WORK REQUIRED: Within the records below, how many lines hold the string "value"? State that number and nothing else.

EXERCISE DATA:
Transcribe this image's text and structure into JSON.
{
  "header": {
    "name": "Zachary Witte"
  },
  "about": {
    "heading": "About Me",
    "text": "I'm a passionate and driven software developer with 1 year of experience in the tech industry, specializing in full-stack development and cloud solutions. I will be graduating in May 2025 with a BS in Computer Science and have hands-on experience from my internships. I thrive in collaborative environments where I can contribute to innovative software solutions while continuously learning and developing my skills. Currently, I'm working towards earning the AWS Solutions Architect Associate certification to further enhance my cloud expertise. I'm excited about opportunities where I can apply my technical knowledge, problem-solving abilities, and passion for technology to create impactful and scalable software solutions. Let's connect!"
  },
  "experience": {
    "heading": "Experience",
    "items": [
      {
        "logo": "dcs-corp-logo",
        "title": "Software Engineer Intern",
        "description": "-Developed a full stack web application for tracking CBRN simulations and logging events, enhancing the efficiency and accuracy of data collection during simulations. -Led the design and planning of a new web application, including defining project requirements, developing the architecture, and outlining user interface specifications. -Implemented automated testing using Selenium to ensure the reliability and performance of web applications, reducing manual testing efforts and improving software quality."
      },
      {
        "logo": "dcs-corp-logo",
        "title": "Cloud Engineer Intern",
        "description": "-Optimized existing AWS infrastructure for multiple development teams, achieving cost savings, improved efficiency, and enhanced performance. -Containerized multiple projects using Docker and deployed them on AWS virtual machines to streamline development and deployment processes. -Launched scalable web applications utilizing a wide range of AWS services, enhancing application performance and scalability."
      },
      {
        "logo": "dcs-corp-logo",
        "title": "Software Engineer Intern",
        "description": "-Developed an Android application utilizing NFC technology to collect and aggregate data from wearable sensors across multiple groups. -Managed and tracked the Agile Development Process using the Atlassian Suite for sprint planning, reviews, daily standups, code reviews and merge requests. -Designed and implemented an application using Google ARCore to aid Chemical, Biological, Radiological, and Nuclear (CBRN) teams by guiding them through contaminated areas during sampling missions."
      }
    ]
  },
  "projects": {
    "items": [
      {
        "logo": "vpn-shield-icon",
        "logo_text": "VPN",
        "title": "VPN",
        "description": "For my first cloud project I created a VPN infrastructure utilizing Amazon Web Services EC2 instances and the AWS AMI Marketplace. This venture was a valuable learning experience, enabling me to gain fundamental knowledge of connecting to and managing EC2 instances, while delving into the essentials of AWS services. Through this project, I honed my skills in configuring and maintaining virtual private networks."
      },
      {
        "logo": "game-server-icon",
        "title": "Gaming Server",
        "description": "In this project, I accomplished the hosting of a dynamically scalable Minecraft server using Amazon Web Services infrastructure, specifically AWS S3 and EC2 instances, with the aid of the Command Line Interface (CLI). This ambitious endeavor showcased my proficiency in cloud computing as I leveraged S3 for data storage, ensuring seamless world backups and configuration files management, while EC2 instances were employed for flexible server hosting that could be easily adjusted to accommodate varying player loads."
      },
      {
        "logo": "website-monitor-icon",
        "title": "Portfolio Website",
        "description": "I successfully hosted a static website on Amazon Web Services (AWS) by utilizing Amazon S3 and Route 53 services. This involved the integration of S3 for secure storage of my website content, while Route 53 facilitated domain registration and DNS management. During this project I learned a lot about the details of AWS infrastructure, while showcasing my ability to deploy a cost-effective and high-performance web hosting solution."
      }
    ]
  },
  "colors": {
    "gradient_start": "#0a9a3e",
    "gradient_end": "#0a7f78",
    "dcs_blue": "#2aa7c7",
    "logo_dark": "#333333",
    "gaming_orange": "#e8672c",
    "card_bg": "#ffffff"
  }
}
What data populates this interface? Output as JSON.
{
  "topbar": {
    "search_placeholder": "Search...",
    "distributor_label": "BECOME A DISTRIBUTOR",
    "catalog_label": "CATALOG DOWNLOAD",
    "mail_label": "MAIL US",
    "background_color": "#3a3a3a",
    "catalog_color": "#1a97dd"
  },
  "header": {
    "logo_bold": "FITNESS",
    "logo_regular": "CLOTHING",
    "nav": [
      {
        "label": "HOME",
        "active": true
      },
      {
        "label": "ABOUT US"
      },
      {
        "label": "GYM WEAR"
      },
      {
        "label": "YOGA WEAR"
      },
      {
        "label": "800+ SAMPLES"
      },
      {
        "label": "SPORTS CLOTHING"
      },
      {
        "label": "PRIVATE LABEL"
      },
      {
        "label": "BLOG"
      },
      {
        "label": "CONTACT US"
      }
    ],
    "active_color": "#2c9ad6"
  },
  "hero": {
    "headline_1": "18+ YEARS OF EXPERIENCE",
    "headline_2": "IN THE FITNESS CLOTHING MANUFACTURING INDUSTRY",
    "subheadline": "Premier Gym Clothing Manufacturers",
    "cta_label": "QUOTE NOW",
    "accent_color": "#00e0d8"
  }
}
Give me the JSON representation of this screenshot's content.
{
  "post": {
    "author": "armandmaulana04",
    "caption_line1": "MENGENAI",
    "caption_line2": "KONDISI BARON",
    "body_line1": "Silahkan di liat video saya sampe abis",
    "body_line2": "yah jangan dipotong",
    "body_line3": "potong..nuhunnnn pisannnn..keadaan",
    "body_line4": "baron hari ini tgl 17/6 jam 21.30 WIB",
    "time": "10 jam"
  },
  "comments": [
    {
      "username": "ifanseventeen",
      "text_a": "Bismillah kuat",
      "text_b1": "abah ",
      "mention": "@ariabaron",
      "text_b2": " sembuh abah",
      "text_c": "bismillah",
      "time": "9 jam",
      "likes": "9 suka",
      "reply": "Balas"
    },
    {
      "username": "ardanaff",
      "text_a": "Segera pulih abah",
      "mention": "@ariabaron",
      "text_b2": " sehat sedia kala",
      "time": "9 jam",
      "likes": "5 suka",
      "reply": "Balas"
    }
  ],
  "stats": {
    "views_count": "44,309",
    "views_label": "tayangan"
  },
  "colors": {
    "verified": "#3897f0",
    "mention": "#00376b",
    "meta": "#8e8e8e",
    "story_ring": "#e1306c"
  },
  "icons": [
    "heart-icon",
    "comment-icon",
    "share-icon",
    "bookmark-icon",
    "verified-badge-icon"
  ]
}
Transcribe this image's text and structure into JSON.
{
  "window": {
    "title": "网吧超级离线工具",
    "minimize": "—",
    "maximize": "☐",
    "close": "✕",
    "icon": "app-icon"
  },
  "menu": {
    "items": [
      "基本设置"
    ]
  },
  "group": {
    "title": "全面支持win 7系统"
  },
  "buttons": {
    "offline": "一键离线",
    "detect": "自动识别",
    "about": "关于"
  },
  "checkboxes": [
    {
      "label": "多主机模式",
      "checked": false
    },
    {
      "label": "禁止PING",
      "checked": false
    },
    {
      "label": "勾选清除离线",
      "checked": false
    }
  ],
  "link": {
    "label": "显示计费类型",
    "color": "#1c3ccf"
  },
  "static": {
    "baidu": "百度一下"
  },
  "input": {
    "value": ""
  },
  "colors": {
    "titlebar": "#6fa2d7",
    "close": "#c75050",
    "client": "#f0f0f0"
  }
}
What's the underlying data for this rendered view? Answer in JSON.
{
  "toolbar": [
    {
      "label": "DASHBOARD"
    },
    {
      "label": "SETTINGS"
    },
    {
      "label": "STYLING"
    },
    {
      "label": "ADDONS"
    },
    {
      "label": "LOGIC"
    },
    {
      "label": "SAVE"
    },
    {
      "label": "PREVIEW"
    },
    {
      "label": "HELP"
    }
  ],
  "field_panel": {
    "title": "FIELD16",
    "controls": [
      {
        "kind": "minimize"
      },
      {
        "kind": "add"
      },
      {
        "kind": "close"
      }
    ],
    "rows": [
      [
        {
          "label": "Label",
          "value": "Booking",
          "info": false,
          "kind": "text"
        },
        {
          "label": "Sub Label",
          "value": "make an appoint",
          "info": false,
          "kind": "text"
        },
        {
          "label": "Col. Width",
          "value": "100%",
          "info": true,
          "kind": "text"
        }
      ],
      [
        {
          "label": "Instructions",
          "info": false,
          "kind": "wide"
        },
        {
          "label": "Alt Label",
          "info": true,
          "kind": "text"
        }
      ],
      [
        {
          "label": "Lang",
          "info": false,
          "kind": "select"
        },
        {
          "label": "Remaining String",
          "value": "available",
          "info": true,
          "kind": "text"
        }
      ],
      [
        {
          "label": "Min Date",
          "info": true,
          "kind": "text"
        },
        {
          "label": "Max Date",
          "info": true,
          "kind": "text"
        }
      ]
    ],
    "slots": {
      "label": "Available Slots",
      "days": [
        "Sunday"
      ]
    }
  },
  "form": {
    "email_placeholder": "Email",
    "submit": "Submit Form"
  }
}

TASK SOLUTION: 5